Paris and Berlin have reached an agreement- Safran will be the main contractor, while MTU, the subcontractor, in the Research & Technology phase. The companies will then work in tandem and set up a joint venture to develop the engine, and get the required certification. France’s Direction Générale de l’Armement (DGA) is expecting a proposal on work distribution with the deadline set for December 6, La Tribune reported on Thursday.
“The two parties have worked out a solution regarding the European Next Generation Fighter (NGF) program,” the newspaper reported, citing industry sources as saying.
“In the frame of this partnership, Safran Aircraft Engines will take the lead in engine design and integration, and MTU Aero Engines will take the lead in engine services. MTU Aero Engines will be in charge of the low and high-pressure compressors and the low-pressure turbine, while Safran will be responsible for combustor, high-pressure turbine and the afterburner. The existing joint venture Aerospace Embedded Solutions (AES) will be in charge of the engine control hardware and software under the responsibility and the lead of Engine integrator (Safran Aircraft Engines). The intention is to achieve a balanced French–German industry program share, assuming balanced funding by France and Germany,” Safran said in a statement in February 2019.
Joel Barre, head of DGA procurement office, said that two obstacles needed to be overcome before setting the ball rolling on the development of technology demonstrator of the NGF, by Dassault Aviation, reports SLDinfo.com.
“The first element is organizing the entry of Spain into the program,” Barre said.
The Spanish defense minister, Margarita Robles, signed June 17, the opening day of the Paris air show, a framework agreement to bring Spain into the FCAS program, led by France and Dassault, and partnered with Germany and Airbus D&S. “Spanish firm Indra will be named a major subcontractor for Dassault, and will be awarded R&T contracts,” said a source.
“The second, more sensitive, element lay in appointing Safran as prime contractor on the engine program, with MTU Aero Engines as industrial partner.

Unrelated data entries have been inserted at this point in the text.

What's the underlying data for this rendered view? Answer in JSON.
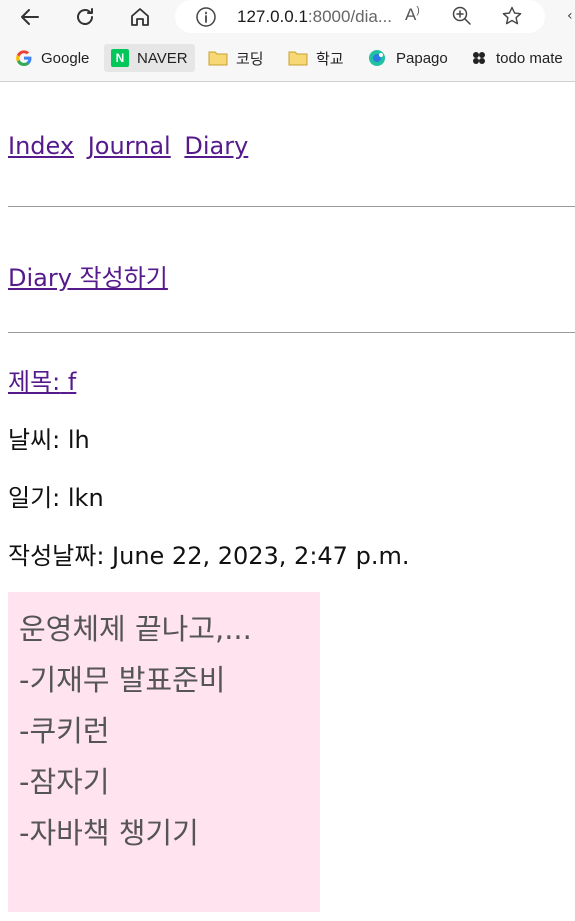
{
  "browser": {
    "url_host": "127.0.0.1",
    "url_rest": ":8000/dia...",
    "read_aloud_icon": "Aͅ",
    "bookmarks": [
      {
        "label": "Google",
        "icon": "google-icon"
      },
      {
        "label": "NAVER",
        "icon": "naver-icon"
      },
      {
        "label": "코딩",
        "icon": "folder-icon"
      },
      {
        "label": "학교",
        "icon": "folder-icon"
      },
      {
        "label": "Papago",
        "icon": "papago-icon"
      },
      {
        "label": "todo mate",
        "icon": "todo-mate-icon"
      }
    ]
  },
  "nav": {
    "index": "Index",
    "journal": "Journal",
    "diary": "Diary"
  },
  "create_link": "Diary 작성하기",
  "entry": {
    "title_label": "제목:",
    "title_value": "f",
    "weather_line": "날씨: lh",
    "diary_line": "일기: lkn",
    "date_line": "작성날짜: June 22, 2023, 2:47 p.m."
  },
  "memo_lines": [
    "운영체제 끝나고,...",
    "-기재무 발표준비",
    "-쿠키런",
    "-잠자기",
    "-자바책 챙기기"
  ],
  "colors": {
    "link": "#551a8b",
    "memo_bg": "#ffe4f0",
    "naver_green": "#03c75a",
    "folder_yellow": "#f3c44e"
  }
}
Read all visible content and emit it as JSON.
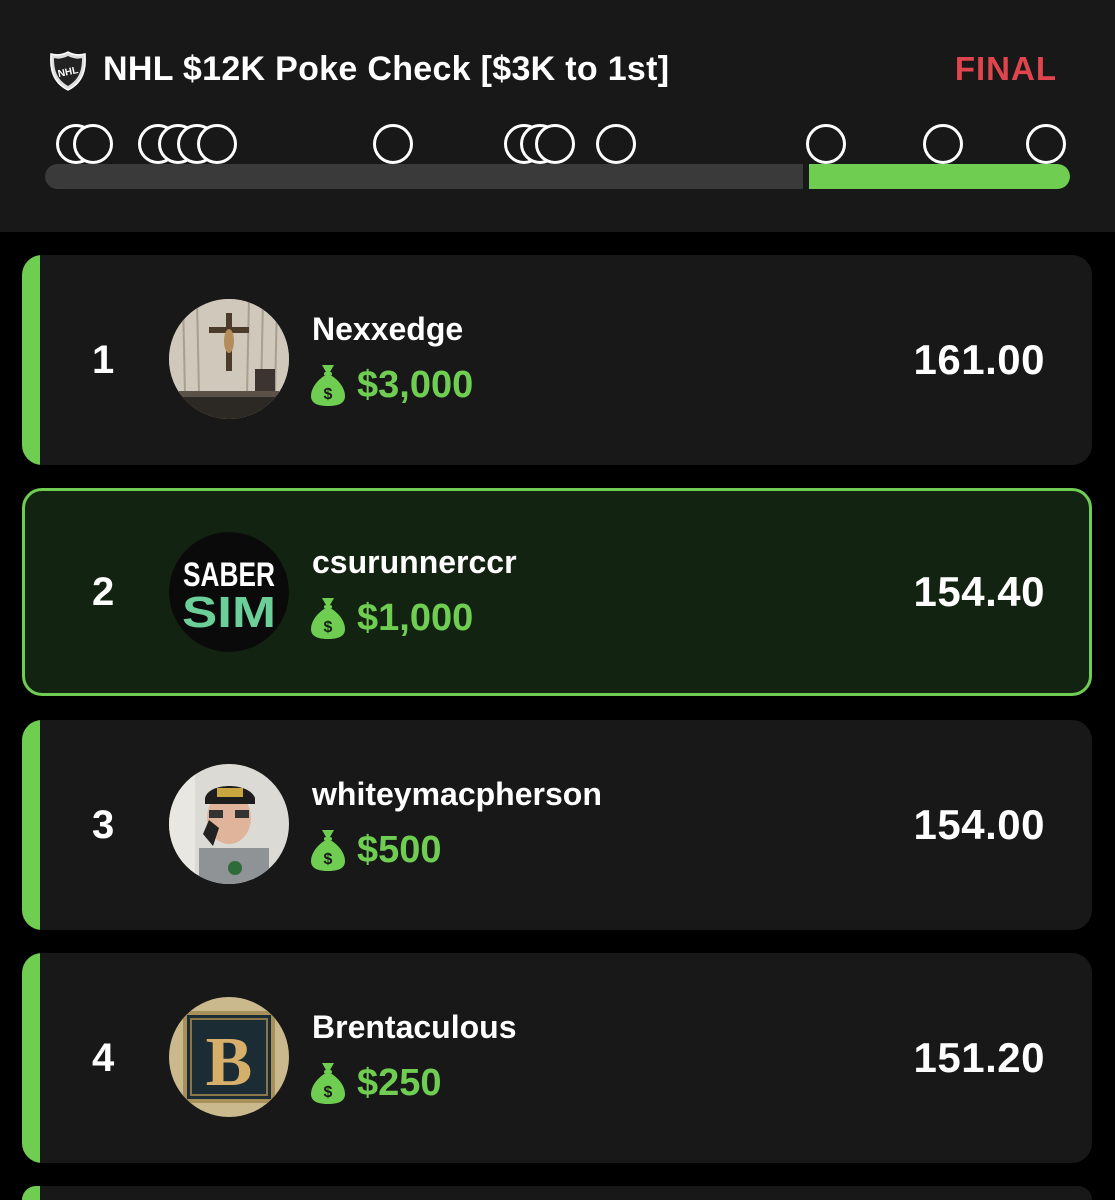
{
  "contest": {
    "title": "NHL $12K Poke Check [$3K to 1st]",
    "status": "FINAL",
    "status_color": "#e0454d",
    "league_logo_text": "NHL",
    "progress": {
      "filled_fraction": 0.255,
      "fill_color": "#6fce52"
    }
  },
  "saber_logo": {
    "line1": "SABER",
    "line2": "SIM"
  },
  "leaderboard": [
    {
      "rank": "1",
      "username": "Nexxedge",
      "prize": "$3,000",
      "score": "161.00",
      "highlighted": false
    },
    {
      "rank": "2",
      "username": "csurunnerccr",
      "prize": "$1,000",
      "score": "154.40",
      "highlighted": true
    },
    {
      "rank": "3",
      "username": "whiteymacpherson",
      "prize": "$500",
      "score": "154.00",
      "highlighted": false
    },
    {
      "rank": "4",
      "username": "Brentaculous",
      "prize": "$250",
      "score": "151.20",
      "highlighted": false
    }
  ],
  "icons": {
    "prize": "money-bag-icon",
    "league": "nhl-shield-icon"
  }
}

The industrial responsibilities should be clearly set out to ensure balance in the work assigned to the companies,” the official said.
He explained that problems with the TP-400 turboprop engines of the Airbus A400M plane slowed down its deliveries.

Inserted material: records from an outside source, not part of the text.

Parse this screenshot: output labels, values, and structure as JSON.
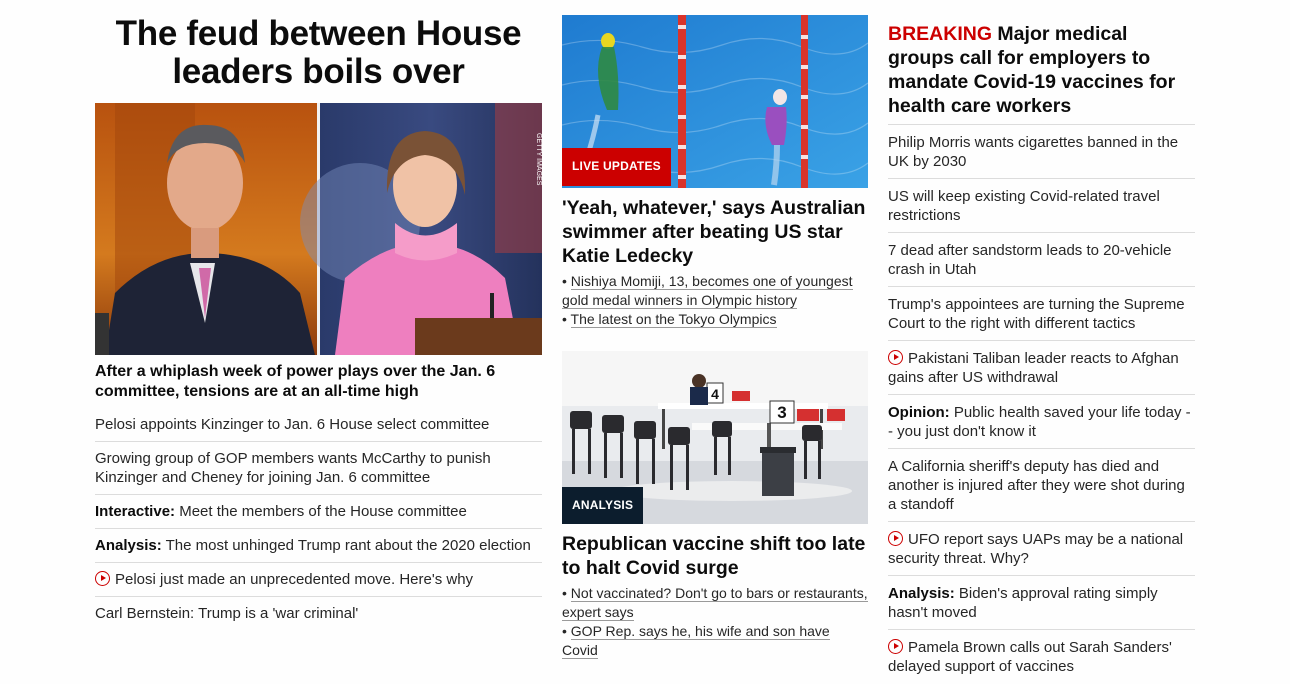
{
  "col1": {
    "headline": "The feud between House leaders boils over",
    "image_credit": "GETTY IMAGES",
    "subheadline": "After a whiplash week of power plays over the Jan. 6 committee, tensions are at an all-time high",
    "items": [
      {
        "prefix": "",
        "text": "Pelosi appoints Kinzinger to Jan. 6 House select committee",
        "video": false
      },
      {
        "prefix": "",
        "text": "Growing group of GOP members wants McCarthy to punish Kinzinger and Cheney for joining Jan. 6 committee",
        "video": false
      },
      {
        "prefix": "Interactive:",
        "text": " Meet the members of the House committee",
        "video": false
      },
      {
        "prefix": "Analysis:",
        "text": " The most unhinged Trump rant about the 2020 election",
        "video": false
      },
      {
        "prefix": "",
        "text": "Pelosi just made an unprecedented move. Here's why",
        "video": true
      },
      {
        "prefix": "",
        "text": "Carl Bernstein: Trump is a 'war criminal'",
        "video": false
      }
    ]
  },
  "col2": {
    "card1": {
      "badge": "LIVE UPDATES",
      "title": "'Yeah, whatever,' says Australian swimmer after beating US star Katie Ledecky",
      "links": [
        "Nishiya Momiji, 13, becomes one of youngest gold medal winners in Olympic history",
        "The latest on the Tokyo Olympics"
      ]
    },
    "card2": {
      "badge": "ANALYSIS",
      "title": "Republican vaccine shift too late to halt Covid surge",
      "links": [
        "Not vaccinated? Don't go to bars or restaurants, expert says",
        "GOP Rep. says he, his wife and son have Covid"
      ],
      "booth_numbers": [
        "4",
        "3"
      ]
    }
  },
  "col3": {
    "breaking_label": "BREAKING",
    "breaking_text": " Major medical groups call for employers to mandate Covid-19 vaccines for health care workers",
    "items": [
      {
        "prefix": "",
        "text": "Philip Morris wants cigarettes banned in the UK by 2030",
        "video": false
      },
      {
        "prefix": "",
        "text": "US will keep existing Covid-related travel restrictions",
        "video": false
      },
      {
        "prefix": "",
        "text": "7 dead after sandstorm leads to 20-vehicle crash in Utah",
        "video": false
      },
      {
        "prefix": "",
        "text": "Trump's appointees are turning the Supreme Court to the right with different tactics",
        "video": false
      },
      {
        "prefix": "",
        "text": "Pakistani Taliban leader reacts to Afghan gains after US withdrawal",
        "video": true
      },
      {
        "prefix": "Opinion:",
        "text": " Public health saved your life today -- you just don't know it",
        "video": false
      },
      {
        "prefix": "",
        "text": "A California sheriff's deputy has died and another is injured after they were shot during a standoff",
        "video": false
      },
      {
        "prefix": "",
        "text": "UFO report says UAPs may be a national security threat. Why?",
        "video": true
      },
      {
        "prefix": "Analysis:",
        "text": " Biden's approval rating simply hasn't moved",
        "video": false
      },
      {
        "prefix": "",
        "text": "Pamela Brown calls out Sarah Sanders' delayed support of vaccines",
        "video": true
      }
    ]
  },
  "colors": {
    "accent_red": "#cc0000",
    "badge_dark": "#0c1d2d",
    "text": "#262626"
  }
}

Germany had ordered the largest number of A400M, opening the way for German industry to learn how to build core engine parts. That led to costly delays and a French commitment to avoid future large industrial consortiums, the report said.

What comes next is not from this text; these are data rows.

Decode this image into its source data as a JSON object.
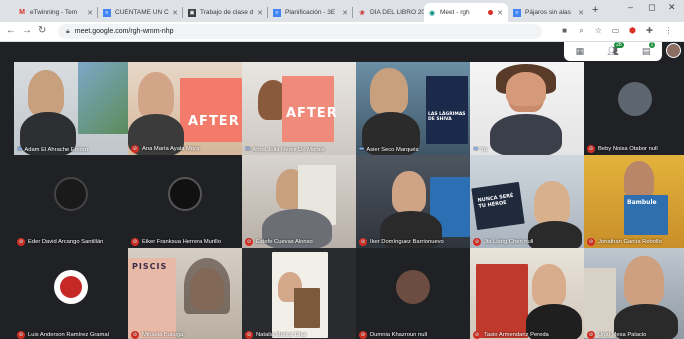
{
  "browser": {
    "tabs": [
      {
        "favicon": "gmail-icon",
        "title": "eTwinning - Tem",
        "active": false
      },
      {
        "favicon": "docs-icon",
        "title": "CUÉNTAME UN C",
        "active": false
      },
      {
        "favicon": "classroom-icon",
        "title": "Trabajo de clase d",
        "active": false
      },
      {
        "favicon": "docs-icon",
        "title": "Planificación - 3E",
        "active": false
      },
      {
        "favicon": "rose-icon",
        "title": "DÍA DEL LIBRO 20",
        "active": false
      },
      {
        "favicon": "meet-icon",
        "title": "Meet - rgh",
        "active": true
      },
      {
        "favicon": "docs-icon",
        "title": "Pájaros sin alas",
        "active": false
      }
    ],
    "new_tab": "+",
    "url": "meet.google.com/rgh-wmm-nhp",
    "window_controls": {
      "minimize": "–",
      "maximize": "◻",
      "close": "✕"
    }
  },
  "meet": {
    "toolbar": {
      "chat_badge": "1",
      "people_count": "28"
    },
    "participants": [
      {
        "name": "Adam El Ahrache Emran",
        "muted": false
      },
      {
        "name": "Ana María Ayala Mora",
        "muted": true
      },
      {
        "name": "Anna Julia Neres De Morais",
        "muted": false
      },
      {
        "name": "Asier Seco Marqués",
        "muted": false
      },
      {
        "name": "Tú",
        "muted": false
      },
      {
        "name": "Beby Noisa Otabor null",
        "muted": true
      },
      {
        "name": "Eder David Arcango Santillán",
        "muted": true
      },
      {
        "name": "Eiker Franksua Herrera Murillo",
        "muted": true
      },
      {
        "name": "Estefe Cuevas Alonso",
        "muted": true
      },
      {
        "name": "Iker Domínguez Barrionuevo",
        "muted": true
      },
      {
        "name": "Jia Liang Chen null",
        "muted": true
      },
      {
        "name": "Jonathan Garcia Rebollo",
        "muted": true
      },
      {
        "name": "Luis Anderson Ramírez Gramal",
        "muted": true
      },
      {
        "name": "Mihaela Bulaiga",
        "muted": true
      },
      {
        "name": "Natalia Muñoz Díaz",
        "muted": true
      },
      {
        "name": "Dumnia Khazroun null",
        "muted": true
      },
      {
        "name": "Tasio Armendariz Pereda",
        "muted": true
      },
      {
        "name": "Unai Mesa Palacio",
        "muted": true
      }
    ],
    "book_texts": {
      "after1": "AFTER",
      "after2": "AFTER",
      "lagrimas": "LAS LÁGRIMAS DE SHIVA",
      "nunca": "NUNCA SERÉ TU HÉROE",
      "bambule": "Bambule",
      "piscis": "PISCIS"
    },
    "colors": {
      "background": "#202124",
      "muted_red": "#d93025",
      "accent_blue": "#8ab4f8"
    }
  }
}
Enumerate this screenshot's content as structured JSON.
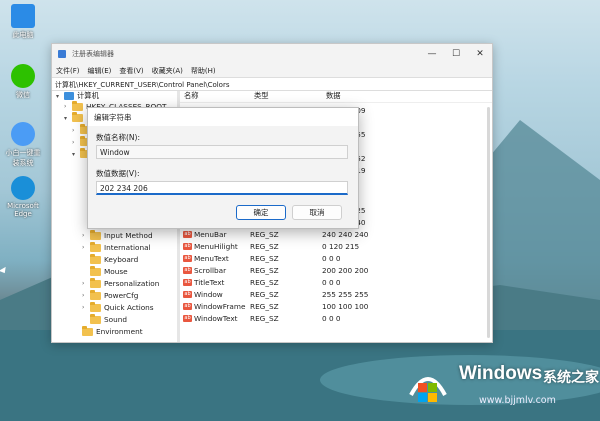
{
  "desktop": {
    "icons": [
      {
        "label": "此电脑",
        "icon": "computer-icon",
        "color": "#2b8be6"
      },
      {
        "label": "微信",
        "icon": "wechat-icon",
        "color": "#2dc100"
      },
      {
        "label": "小白一键重装系统",
        "icon": "reinstall-icon",
        "color": "#4b9cf5"
      },
      {
        "label": "Microsoft Edge",
        "icon": "edge-icon",
        "color": "#1a8fd8"
      }
    ]
  },
  "regedit": {
    "title": "注册表编辑器",
    "controls": [
      "—",
      "☐",
      "✕"
    ],
    "menu": [
      "文件(F)",
      "编辑(E)",
      "查看(V)",
      "收藏夹(A)",
      "帮助(H)"
    ],
    "address": "计算机\\HKEY_CURRENT_USER\\Control Panel\\Colors",
    "tree": {
      "root": "计算机",
      "hidden_node": "HKEY_CLASSES_ROOT",
      "items": [
        "Input Method",
        "International",
        "Keyboard",
        "Mouse",
        "Personalization",
        "PowerCfg",
        "Quick Actions",
        "Sound",
        "Environment"
      ]
    },
    "columns": [
      "名称",
      "类型",
      "数据"
    ],
    "top_values": [
      "09 109",
      "215",
      "55 255",
      "204",
      "57 252",
      "55 219",
      "",
      "",
      "55 225",
      "40 240"
    ],
    "rows": [
      {
        "name": "MenuBar",
        "type": "REG_SZ",
        "data": "240 240 240"
      },
      {
        "name": "MenuHilight",
        "type": "REG_SZ",
        "data": "0 120 215"
      },
      {
        "name": "MenuText",
        "type": "REG_SZ",
        "data": "0 0 0"
      },
      {
        "name": "Scrollbar",
        "type": "REG_SZ",
        "data": "200 200 200"
      },
      {
        "name": "TitleText",
        "type": "REG_SZ",
        "data": "0 0 0"
      },
      {
        "name": "Window",
        "type": "REG_SZ",
        "data": "255 255 255"
      },
      {
        "name": "WindowFrame",
        "type": "REG_SZ",
        "data": "100 100 100"
      },
      {
        "name": "WindowText",
        "type": "REG_SZ",
        "data": "0 0 0"
      }
    ]
  },
  "dialog": {
    "title": "编辑字符串",
    "name_label": "数值名称(N):",
    "name_value": "Window",
    "data_label": "数值数据(V):",
    "data_value": "202 234 206",
    "ok": "确定",
    "cancel": "取消"
  },
  "watermark": {
    "brand": "Windows",
    "brand_cn": "系统之家",
    "url": "www.bjjmlv.com"
  }
}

“We are in discussion with both companies to maintain balance of industrial sharing between the nations,” Barre asserted.